Is there a moral here? I'm not really sure. I suppose I can only speak for myself when I say - vehemently - that I would never want to go that way.


The Endless Tide Of Unwashed Humanity

Faceless children throng through the doors of the Peds ER; parents, illnesses, charts all flowing into one feverish, runny-nosed amalgamation.

The waiting room is full of these kids. Anyone who didn't have the flu before, does now. It takes 7 hours to be seen, plenty of time for snotty hands to wipe all over the tables, the chairs, the playthings.

I vaguely listen to my voice on autopilot, droning on about the benefits of motrin and tyenol for fevers. I'm surprised to hear myself lose patience with a particularly insistent mother who wants her daughter hospitalized for a fever of 101.3 and a cough. Her kid is fine. She won't take no for an answer. We get security to escort her out.

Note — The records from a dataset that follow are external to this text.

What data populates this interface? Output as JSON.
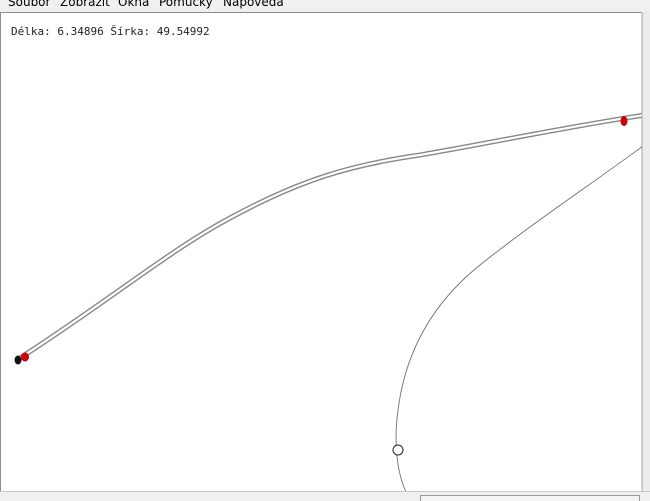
{
  "menubar": {
    "items": [
      {
        "label": "Soubor"
      },
      {
        "label": "Zobrazit"
      },
      {
        "label": "Okna"
      },
      {
        "label": "Pomůcky"
      },
      {
        "label": "Nápověda"
      }
    ]
  },
  "map": {
    "readout": "Délka: 6.34896 Šírka: 49.54992",
    "colors": {
      "track": "#888888",
      "thin_line": "#707070",
      "marker_red": "#cc0000",
      "marker_black": "#111111",
      "circle_marker": "#222222"
    }
  }
}
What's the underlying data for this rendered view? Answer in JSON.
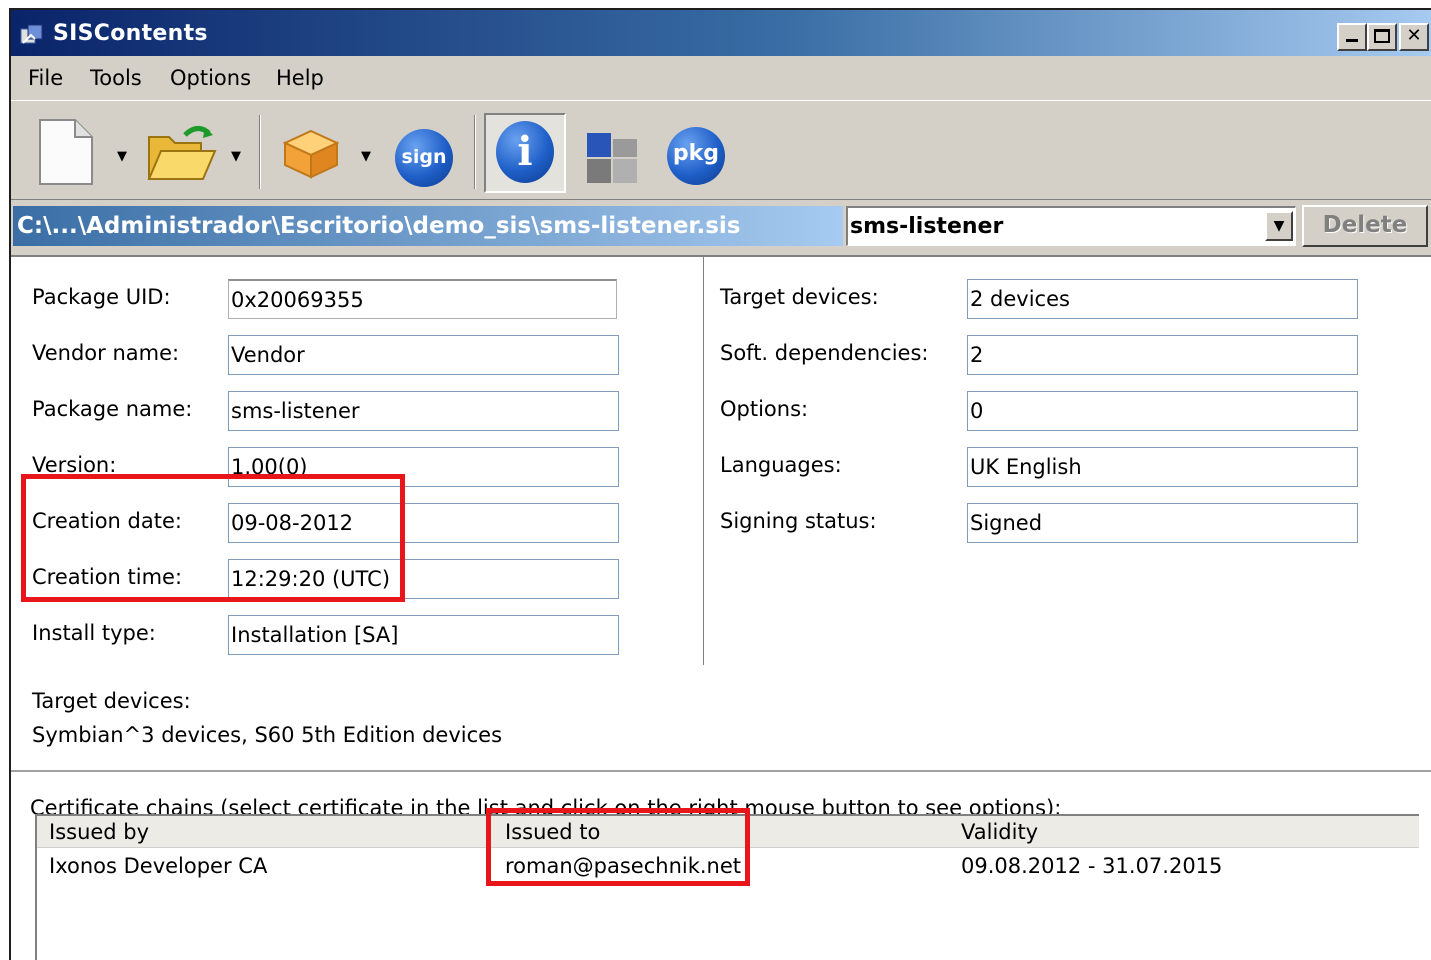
{
  "window": {
    "title": "SISContents"
  },
  "menu": [
    "File",
    "Tools",
    "Options",
    "Help"
  ],
  "toolbar": {
    "sign_label": "sign",
    "info_label": "i",
    "pkg_label": "pkg"
  },
  "pathbar": {
    "path": "C:\\...\\Administrador\\Escritorio\\demo_sis\\sms-listener.sis",
    "combo_value": "sms-listener",
    "delete_label": "Delete"
  },
  "left_fields": [
    {
      "label": "Package UID:",
      "value": "0x20069355"
    },
    {
      "label": "Vendor name:",
      "value": "Vendor"
    },
    {
      "label": "Package name:",
      "value": "sms-listener"
    },
    {
      "label": "Version:",
      "value": "1.00(0)"
    },
    {
      "label": "Creation date:",
      "value": "09-08-2012"
    },
    {
      "label": "Creation time:",
      "value": "12:29:20 (UTC)"
    },
    {
      "label": "Install type:",
      "value": "Installation [SA]"
    }
  ],
  "right_fields": [
    {
      "label": "Target devices:",
      "value": "2 devices"
    },
    {
      "label": "Soft. dependencies:",
      "value": "2"
    },
    {
      "label": "Options:",
      "value": "0"
    },
    {
      "label": "Languages:",
      "value": "UK English"
    },
    {
      "label": "Signing status:",
      "value": "Signed"
    }
  ],
  "target": {
    "label": "Target devices:",
    "value": "Symbian^3 devices, S60 5th Edition devices"
  },
  "certificates": {
    "caption": "Certificate chains (select certificate in the list and click on the right mouse button to see options):",
    "columns": [
      "Issued by",
      "Issued to",
      "Validity"
    ],
    "rows": [
      {
        "issued_by": "Ixonos Developer CA",
        "issued_to": "roman@pasechnik.net",
        "validity": "09.08.2012 - 31.07.2015"
      }
    ]
  },
  "colors": {
    "highlight": "#e8161b",
    "title_gradient_start": "#0a246a",
    "title_gradient_end": "#a6caf0"
  }
}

This isn't fun. At one point I see 8 children in a row who I diagnose with the cold. The monotony is broken by a child with a cut on his finger, but he starts screaming the second I enter the room. We have to sedate him before I can sew it up. He hates me for it, and his mom judges my repair every step of the way. I look too young, she explains. My next 5 patients all have the cold. Nothing about this is enjoyable or fulfilling.

The shift ends with a whimper, as we finally clear out the waiting room 15 minutes before I'm scheduled to leave. My last patient is a kid with a cough. I send him home with tylenol for the fevers. The parents can't believe they waited eight hours for me to tell them that. I can't believe they did either.

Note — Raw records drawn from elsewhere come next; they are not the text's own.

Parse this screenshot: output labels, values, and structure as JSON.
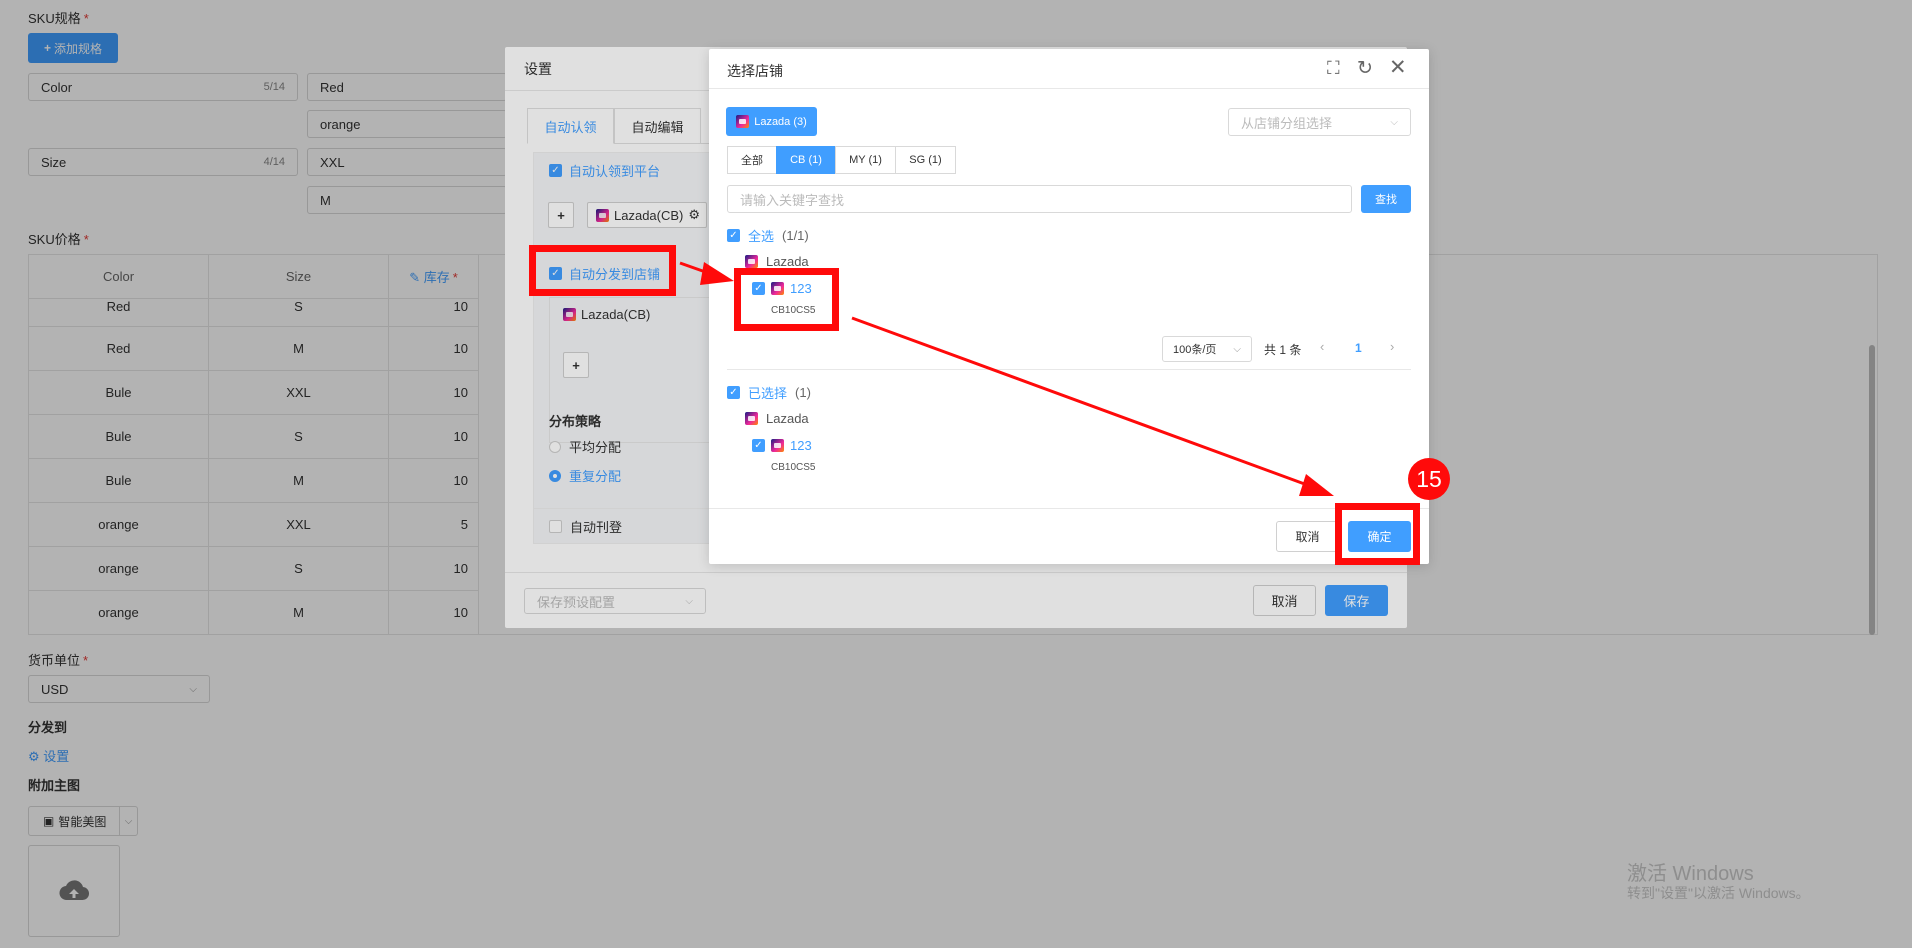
{
  "page": {
    "sku_spec_label": "SKU规格",
    "required_mark": "*",
    "add_spec_button": "添加规格",
    "spec_rows": [
      {
        "name": "Color",
        "count": "5/14",
        "values": [
          "Red",
          "orange"
        ]
      },
      {
        "name": "Size",
        "count": "4/14",
        "values": [
          "XXL",
          "M"
        ]
      }
    ],
    "sku_price_label": "SKU价格",
    "table_headers": {
      "color": "Color",
      "size": "Size",
      "stock": "库存"
    },
    "table_rows": [
      {
        "color": "Red",
        "size": "S",
        "stock": "10"
      },
      {
        "color": "Red",
        "size": "M",
        "stock": "10"
      },
      {
        "color": "Bule",
        "size": "XXL",
        "stock": "10"
      },
      {
        "color": "Bule",
        "size": "S",
        "stock": "10"
      },
      {
        "color": "Bule",
        "size": "M",
        "stock": "10"
      },
      {
        "color": "orange",
        "size": "XXL",
        "stock": "5"
      },
      {
        "color": "orange",
        "size": "S",
        "stock": "10"
      },
      {
        "color": "orange",
        "size": "M",
        "stock": "10"
      }
    ],
    "currency_label": "货币单位",
    "currency_value": "USD",
    "distribute_label": "分发到",
    "settings_link": "设置",
    "extra_image_label": "附加主图",
    "smart_image_button": "智能美图"
  },
  "settings_dialog": {
    "title": "设置",
    "tabs": [
      "自动认领",
      "自动编辑"
    ],
    "auto_claim_platform": "自动认领到平台",
    "platform_chip": "Lazada(CB)",
    "auto_distribute_store": "自动分发到店铺",
    "store_chip": "Lazada(CB)",
    "strategy_label": "分布策略",
    "strategy_options": [
      "平均分配",
      "重复分配"
    ],
    "auto_publish": "自动刊登",
    "preset_placeholder": "保存预设配置",
    "cancel": "取消",
    "save": "保存"
  },
  "store_dialog": {
    "title": "选择店铺",
    "platform_tab": "Lazada (3)",
    "group_placeholder": "从店铺分组选择",
    "region_tabs": [
      "全部",
      "CB (1)",
      "MY (1)",
      "SG (1)"
    ],
    "active_region": "CB (1)",
    "search_placeholder": "请输入关键字查找",
    "search_button": "查找",
    "select_all": "全选",
    "select_all_count": "(1/1)",
    "group_name": "Lazada",
    "store_name": "123",
    "store_code": "CB10CS5",
    "page_size": "100条/页",
    "total": "共 1 条",
    "current_page": "1",
    "selected_label": "已选择",
    "selected_count": "(1)",
    "selected_group": "Lazada",
    "selected_store_name": "123",
    "selected_store_code": "CB10CS5",
    "cancel": "取消",
    "confirm": "确定"
  },
  "annotation": {
    "step_number": "15",
    "highlight_color": "#ff0a0a"
  },
  "watermark": {
    "line1": "激活 Windows",
    "line2": "转到\"设置\"以激活 Windows。"
  },
  "colors": {
    "primary": "#409eff",
    "required": "#e53935",
    "annotation_red": "#ff0a0a"
  }
}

Yes dear, you are.

A few weeks back I had to leave our med school tailgate to put in a shift at the urgent care. While I was truly saddened by my inability to contribute to the shotgunning of copious beers, alas, some of us are productive members of society. Then again, I'm of the mindset that shotgunning beers at tailgate is productive, but that's a debate for another time.

I had a pretty great shift, mostly because drunk college kids were brought in for various and sundry complaints†, and they were stoked to see the school colors under my scrubs. Halfway into the night, though, there was something... different. Cruising around the corner, I immediately noticed two things.

Firstly, my nostrils were assaulted with the pungent odor of vast, unimaginable quantities of shit; a horrific wall of feculent odor that knocked me backwards. This was shit to be reckoned with. This was shit that didn't take "no" for an answer.

Second, there was a very attractive sorority girl in school colors and butt shorts screaming blindly "I'm NOT as DRUNK as you THINK I am" at the nurse who was unsuccessfully trying to start an IV.

The incongruity of these two simultaneous events was difficult for me to comprehend, so I used my carefully honed powers of medical observation. "Ah, there's the problem" I thought to myself, "that lovely young lass has shat herself".

I mean, folks, I didn't realize you could even poop that much††. It was all over the poor guy drawing blood, the bed, the floor. It was splattered on the wall like a Jackson Pollock painting. It was a veritable cornucopia of fecal matter. It was Shitterhouse-Five.

That, my friends, is why I both love the ER and could never make it as a nurse. We love you so very much, you don't even know.

† If by "various and sundry" you mean "solely related to alcohol and the imbibing thereof". Pearl: if a piece of a broken beer bottle pierces through the insole of your Chucks, your antibiotics must cover Pseudomonas Aeruginosa.

†† let alone a girl who couldn't have weighed more than 90 pounds.